━━━ Provided entries

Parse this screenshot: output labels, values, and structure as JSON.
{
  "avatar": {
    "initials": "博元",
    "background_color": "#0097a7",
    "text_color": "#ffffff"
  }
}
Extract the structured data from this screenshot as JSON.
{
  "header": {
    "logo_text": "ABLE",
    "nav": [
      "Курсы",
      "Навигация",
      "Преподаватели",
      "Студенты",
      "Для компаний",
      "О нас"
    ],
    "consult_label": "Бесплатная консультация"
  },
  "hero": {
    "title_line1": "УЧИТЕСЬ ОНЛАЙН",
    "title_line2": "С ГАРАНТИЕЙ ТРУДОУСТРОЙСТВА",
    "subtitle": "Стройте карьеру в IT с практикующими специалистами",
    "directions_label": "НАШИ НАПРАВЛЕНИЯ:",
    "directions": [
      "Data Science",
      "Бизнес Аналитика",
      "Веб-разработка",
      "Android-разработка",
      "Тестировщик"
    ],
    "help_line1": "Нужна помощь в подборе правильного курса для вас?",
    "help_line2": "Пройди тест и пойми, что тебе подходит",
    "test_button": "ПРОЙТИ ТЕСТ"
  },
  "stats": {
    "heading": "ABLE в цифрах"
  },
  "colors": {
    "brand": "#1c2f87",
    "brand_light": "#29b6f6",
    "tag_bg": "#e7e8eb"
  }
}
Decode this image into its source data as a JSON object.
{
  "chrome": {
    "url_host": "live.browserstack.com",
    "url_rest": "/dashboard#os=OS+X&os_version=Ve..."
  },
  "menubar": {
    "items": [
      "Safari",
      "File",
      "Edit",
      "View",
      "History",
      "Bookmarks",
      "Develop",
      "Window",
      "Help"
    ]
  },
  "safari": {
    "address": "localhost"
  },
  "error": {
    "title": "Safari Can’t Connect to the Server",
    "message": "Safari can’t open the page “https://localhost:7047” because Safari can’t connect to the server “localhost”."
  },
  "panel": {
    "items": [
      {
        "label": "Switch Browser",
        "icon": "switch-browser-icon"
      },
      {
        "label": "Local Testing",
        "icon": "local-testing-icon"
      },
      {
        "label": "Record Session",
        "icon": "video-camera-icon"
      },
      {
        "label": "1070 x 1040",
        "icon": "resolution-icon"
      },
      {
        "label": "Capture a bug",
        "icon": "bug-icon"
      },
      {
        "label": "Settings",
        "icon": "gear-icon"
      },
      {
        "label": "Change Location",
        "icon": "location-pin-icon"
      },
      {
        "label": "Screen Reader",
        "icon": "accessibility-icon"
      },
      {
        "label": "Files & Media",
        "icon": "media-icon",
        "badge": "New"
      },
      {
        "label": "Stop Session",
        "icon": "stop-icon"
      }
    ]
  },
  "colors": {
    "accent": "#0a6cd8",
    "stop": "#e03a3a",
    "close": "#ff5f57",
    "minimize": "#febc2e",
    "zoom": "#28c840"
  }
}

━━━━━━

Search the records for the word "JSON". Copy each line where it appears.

» Task response
Parse this screenshot: output labels, values, and structure as JSON.
Extract the structured data from this screenshot as JSON.
Decode this image into its source data as a JSON object.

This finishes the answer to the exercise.